In their experiments, the researchers subjected pairs of entangled photons to accelerations of up to 30g (or 30 times the acceleration due to gravity a free-falling object experiences on Earth) in centrifuges.

“Detectors mounted on the crate monitored the photons' entanglement during the experiments. Analysing the data, the physicists could calculate an upper bound of disadvantageous effects of acceleration on entanglement,” the University of Vienna explained in a statement. “The data showed that entanglement quality did not significantly exceed the expected contribution of background noise.”

Not only do the experiments prove that the phenomenon of entanglement is strong enough to persist even in experiments that may one day be carried out on a satellite or an accelerated spacecraft, they also suggests quantum mechanical entanglement of photon pairs can be tested while the particles undergo relativistic acceleration — conditions under which attempts to unify quantum mechanics and relativity into an overarching “theory of everything” can be made.

Currently, the universe we live in obeys two seemingly incompatible laws — quantum mechanics, which governs the behavior of subatomic particles; and relativity, which describes how clumps of atoms, such as humans, stars and galaxies, behave. Formulating an all-encompassing theory of everything, one that resolves the apparent contradictions between quantum mechanics and relativity has, for the longest time, been the main goal of particle physicists.

This, however, is easier said than done.
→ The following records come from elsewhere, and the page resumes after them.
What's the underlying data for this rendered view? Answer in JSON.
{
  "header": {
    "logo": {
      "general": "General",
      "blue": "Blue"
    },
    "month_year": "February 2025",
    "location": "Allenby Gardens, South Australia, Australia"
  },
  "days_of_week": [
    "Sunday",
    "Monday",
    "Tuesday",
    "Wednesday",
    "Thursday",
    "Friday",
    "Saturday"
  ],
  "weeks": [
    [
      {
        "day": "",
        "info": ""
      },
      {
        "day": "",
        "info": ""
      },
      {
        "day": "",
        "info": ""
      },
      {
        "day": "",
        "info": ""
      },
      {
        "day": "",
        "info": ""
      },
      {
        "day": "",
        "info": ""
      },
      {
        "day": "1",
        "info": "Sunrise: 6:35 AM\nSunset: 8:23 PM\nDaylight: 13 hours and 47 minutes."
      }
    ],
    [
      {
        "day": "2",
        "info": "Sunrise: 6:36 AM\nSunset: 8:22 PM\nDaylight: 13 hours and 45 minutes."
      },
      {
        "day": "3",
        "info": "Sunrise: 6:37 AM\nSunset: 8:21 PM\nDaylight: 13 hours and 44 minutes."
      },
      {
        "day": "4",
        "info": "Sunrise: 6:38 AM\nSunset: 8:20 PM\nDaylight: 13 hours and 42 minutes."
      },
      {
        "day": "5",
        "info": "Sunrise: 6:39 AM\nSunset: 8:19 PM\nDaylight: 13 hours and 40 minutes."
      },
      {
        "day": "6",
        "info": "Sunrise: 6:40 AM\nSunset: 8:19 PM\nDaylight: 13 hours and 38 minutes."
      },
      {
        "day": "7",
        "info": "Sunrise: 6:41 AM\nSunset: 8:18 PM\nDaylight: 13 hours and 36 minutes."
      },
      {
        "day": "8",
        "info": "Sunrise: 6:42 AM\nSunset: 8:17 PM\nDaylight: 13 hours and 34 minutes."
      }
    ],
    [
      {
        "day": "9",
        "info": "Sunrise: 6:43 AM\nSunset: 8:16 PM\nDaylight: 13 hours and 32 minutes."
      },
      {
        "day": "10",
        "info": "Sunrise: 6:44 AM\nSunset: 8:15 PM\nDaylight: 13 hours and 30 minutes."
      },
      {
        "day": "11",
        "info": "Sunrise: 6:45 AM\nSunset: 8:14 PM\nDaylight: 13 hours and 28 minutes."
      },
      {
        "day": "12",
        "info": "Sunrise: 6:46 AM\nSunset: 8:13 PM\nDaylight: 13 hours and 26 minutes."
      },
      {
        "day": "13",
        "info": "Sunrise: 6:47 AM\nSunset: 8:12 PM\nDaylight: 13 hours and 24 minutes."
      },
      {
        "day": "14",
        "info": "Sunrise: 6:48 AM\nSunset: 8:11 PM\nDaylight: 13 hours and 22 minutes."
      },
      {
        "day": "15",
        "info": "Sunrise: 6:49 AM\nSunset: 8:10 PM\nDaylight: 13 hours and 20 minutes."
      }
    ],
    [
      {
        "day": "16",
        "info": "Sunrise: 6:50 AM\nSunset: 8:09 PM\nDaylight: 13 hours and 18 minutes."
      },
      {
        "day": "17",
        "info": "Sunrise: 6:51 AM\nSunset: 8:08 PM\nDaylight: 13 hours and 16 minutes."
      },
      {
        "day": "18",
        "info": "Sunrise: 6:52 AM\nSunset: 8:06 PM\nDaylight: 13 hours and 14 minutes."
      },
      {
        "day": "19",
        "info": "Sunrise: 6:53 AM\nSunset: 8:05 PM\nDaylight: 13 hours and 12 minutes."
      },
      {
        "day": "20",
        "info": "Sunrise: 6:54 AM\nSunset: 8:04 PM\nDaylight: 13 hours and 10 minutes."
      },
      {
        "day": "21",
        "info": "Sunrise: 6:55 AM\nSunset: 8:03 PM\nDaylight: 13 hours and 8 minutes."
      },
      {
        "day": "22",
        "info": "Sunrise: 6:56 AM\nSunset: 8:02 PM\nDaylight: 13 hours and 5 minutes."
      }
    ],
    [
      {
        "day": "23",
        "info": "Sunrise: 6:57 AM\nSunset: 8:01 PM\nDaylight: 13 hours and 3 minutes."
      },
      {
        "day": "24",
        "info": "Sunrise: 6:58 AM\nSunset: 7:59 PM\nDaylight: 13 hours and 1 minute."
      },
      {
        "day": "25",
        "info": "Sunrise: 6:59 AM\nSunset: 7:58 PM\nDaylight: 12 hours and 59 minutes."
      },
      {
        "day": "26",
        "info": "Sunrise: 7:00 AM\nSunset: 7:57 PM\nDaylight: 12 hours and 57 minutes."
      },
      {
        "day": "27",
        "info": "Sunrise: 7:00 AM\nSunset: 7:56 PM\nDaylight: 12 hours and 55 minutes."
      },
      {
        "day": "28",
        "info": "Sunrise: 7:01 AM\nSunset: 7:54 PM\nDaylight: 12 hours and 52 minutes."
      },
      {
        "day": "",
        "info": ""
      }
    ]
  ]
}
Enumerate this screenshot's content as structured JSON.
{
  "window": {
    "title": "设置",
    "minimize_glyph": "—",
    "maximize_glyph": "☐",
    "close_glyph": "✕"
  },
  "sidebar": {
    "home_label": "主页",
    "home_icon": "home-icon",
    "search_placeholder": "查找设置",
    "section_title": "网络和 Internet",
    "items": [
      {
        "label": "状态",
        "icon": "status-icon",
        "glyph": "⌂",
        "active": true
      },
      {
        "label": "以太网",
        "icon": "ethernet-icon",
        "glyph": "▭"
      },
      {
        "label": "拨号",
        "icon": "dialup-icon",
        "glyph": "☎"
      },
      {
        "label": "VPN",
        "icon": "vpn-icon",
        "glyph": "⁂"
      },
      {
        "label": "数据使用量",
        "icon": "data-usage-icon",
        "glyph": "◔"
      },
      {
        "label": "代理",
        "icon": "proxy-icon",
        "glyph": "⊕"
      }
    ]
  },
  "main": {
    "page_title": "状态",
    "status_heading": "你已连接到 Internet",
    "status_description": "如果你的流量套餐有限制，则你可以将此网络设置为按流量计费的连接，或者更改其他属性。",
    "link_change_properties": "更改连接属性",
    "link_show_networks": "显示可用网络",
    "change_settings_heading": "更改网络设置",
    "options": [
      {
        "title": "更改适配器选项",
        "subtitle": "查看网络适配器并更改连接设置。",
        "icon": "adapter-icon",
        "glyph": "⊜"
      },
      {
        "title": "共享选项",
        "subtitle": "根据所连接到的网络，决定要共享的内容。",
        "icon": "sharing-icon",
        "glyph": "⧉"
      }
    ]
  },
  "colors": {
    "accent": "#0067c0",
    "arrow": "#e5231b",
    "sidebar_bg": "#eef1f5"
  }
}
The seemingly insurmountable problem is that gravity, which is a product of massive objects warping space-time — as explained by Einstein’s theory of general relativity — does not follow the laws of quantum physics.

“As long as these descriptions of nature remain confined to their own scope of application, they cannot contribute to a unified theory that captures physics at the boundary between these specialized regimes,” the researchers wrote in the study. “ Our experimental platform represents a testbed that can readily be upgraded for measurements with higher precision, by using a ultra-bright source of entangled photons, and higher-dimensional degrees of freedom, such as energy-time entanglement.”